> _WHAT YOU WILL DO_: Look through the records, and wherever the string "filter" turns up, copy out that line.

━━━━

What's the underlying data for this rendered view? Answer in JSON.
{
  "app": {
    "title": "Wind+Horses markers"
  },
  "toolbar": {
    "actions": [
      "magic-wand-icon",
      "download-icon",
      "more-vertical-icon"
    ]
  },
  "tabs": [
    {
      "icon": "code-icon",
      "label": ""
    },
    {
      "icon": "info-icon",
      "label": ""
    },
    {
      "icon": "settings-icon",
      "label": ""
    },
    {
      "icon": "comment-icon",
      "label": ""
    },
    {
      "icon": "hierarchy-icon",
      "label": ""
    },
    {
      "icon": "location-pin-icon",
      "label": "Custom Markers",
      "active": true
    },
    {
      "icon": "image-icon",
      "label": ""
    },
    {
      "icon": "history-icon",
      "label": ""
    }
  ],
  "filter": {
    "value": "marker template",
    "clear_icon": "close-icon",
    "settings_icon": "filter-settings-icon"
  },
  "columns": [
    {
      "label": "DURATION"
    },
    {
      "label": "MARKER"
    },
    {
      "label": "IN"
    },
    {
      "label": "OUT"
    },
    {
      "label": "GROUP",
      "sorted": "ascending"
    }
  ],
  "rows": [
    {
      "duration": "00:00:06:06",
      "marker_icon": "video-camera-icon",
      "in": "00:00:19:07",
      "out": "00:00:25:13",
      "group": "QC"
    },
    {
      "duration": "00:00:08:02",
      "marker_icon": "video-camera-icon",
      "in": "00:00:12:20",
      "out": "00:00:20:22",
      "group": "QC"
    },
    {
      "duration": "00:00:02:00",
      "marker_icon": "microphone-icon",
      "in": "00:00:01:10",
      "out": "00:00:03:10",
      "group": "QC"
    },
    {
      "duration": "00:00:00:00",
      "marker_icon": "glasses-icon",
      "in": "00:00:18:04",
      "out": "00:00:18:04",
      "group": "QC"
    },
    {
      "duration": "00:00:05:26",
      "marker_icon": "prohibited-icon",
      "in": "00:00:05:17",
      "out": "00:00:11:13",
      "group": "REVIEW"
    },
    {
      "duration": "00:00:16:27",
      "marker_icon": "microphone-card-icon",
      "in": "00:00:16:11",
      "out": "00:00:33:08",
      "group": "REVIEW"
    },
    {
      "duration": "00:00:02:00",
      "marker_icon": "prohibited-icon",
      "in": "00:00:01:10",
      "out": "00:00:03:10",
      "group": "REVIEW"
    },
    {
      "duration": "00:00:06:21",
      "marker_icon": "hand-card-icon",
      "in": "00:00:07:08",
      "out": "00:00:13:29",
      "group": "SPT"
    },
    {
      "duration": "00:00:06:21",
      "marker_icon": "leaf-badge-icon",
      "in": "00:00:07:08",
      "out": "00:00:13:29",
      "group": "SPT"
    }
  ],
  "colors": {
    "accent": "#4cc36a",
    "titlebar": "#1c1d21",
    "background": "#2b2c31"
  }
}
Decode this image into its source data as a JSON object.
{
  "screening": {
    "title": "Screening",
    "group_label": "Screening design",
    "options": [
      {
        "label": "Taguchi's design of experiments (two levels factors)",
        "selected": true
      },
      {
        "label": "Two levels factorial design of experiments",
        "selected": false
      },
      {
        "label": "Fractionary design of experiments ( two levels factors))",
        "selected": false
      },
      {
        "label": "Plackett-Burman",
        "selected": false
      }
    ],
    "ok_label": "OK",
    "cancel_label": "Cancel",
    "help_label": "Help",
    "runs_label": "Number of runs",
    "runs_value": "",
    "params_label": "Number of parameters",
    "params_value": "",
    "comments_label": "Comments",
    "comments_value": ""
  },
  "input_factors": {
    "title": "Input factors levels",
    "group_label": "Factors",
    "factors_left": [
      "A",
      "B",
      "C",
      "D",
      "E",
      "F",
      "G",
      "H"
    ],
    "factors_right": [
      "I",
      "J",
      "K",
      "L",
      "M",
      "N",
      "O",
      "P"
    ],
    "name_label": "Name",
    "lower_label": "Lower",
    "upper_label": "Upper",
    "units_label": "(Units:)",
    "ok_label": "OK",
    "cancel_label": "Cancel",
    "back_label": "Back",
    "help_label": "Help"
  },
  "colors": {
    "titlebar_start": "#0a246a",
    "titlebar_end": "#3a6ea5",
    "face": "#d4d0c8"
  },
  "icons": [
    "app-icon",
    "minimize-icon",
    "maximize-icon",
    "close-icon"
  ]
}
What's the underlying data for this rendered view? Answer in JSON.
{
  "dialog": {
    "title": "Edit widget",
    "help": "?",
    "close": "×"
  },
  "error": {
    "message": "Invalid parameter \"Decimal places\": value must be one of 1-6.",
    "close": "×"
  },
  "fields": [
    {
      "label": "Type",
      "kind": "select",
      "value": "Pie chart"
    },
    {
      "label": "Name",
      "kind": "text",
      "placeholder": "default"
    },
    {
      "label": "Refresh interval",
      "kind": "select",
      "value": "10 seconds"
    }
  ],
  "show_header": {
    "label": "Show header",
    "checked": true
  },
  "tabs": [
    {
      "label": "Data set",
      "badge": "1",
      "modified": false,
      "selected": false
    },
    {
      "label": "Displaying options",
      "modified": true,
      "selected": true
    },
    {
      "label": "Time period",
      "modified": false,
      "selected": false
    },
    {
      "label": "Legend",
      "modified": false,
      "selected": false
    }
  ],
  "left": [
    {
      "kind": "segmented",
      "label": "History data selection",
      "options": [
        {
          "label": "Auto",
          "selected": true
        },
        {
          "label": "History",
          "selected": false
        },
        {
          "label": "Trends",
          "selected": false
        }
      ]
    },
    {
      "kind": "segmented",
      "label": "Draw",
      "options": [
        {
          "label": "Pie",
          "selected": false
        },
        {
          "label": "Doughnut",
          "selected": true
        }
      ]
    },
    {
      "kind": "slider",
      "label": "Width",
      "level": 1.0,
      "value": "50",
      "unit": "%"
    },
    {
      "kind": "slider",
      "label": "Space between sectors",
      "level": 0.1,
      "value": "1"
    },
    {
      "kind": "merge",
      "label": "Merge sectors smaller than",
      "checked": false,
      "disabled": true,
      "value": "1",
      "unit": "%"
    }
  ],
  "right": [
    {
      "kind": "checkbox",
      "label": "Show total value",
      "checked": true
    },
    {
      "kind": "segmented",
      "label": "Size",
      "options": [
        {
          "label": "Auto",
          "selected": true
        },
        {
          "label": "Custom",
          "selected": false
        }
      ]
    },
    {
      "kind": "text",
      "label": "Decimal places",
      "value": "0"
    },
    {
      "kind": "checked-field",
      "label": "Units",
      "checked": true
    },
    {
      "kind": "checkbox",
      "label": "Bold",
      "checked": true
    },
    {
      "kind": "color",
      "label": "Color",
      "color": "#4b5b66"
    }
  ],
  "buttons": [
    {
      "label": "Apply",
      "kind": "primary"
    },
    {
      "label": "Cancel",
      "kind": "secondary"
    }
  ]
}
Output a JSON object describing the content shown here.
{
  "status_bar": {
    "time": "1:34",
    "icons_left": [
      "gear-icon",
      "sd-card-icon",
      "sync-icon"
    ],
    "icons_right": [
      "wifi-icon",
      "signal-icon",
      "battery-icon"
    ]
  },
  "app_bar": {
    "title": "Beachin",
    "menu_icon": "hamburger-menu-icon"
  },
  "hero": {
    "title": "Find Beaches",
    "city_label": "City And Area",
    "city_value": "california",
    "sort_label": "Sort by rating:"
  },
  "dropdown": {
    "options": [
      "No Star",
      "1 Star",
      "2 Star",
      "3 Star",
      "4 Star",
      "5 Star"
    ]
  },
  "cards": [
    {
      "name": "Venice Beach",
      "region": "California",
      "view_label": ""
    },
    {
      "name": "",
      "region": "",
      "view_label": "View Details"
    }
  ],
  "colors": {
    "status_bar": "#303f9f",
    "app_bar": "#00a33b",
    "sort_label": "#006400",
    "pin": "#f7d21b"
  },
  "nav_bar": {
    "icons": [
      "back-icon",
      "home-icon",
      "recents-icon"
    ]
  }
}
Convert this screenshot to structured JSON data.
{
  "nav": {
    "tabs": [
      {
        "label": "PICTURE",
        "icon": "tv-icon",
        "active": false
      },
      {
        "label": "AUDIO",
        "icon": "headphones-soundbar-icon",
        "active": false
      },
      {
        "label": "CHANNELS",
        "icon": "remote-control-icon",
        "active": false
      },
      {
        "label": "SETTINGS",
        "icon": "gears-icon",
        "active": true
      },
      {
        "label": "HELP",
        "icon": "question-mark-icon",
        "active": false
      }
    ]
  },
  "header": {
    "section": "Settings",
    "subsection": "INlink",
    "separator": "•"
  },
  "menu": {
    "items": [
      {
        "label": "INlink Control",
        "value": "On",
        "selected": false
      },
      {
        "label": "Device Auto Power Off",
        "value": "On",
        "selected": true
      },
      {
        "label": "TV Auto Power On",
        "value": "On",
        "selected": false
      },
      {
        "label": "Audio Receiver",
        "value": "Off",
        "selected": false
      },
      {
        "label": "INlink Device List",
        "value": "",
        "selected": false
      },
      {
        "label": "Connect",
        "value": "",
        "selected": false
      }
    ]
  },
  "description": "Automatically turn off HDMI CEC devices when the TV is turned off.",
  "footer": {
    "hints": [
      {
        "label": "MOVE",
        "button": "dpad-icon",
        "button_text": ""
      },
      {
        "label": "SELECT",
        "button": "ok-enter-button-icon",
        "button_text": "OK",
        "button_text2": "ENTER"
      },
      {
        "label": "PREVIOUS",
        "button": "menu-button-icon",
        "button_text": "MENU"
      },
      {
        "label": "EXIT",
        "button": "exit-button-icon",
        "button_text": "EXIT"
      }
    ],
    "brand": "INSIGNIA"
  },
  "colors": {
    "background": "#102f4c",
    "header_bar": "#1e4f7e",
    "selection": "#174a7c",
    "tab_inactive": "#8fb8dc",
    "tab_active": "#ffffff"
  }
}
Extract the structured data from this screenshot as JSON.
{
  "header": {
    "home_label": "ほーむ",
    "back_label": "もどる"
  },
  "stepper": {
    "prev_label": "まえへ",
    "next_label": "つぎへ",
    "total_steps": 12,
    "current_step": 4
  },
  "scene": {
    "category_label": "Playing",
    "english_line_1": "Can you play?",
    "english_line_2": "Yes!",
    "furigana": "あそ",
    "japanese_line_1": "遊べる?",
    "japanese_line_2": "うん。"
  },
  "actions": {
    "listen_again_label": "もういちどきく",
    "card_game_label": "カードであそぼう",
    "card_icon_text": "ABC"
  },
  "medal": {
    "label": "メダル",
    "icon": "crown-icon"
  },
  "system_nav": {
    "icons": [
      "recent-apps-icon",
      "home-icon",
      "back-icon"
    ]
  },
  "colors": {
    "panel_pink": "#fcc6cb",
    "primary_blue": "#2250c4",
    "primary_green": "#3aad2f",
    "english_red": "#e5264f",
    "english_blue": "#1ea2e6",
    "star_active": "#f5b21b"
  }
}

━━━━

> _EXERCISE RESULT_:
  "filter": {
    "settings_icon": "filter-settings-icon"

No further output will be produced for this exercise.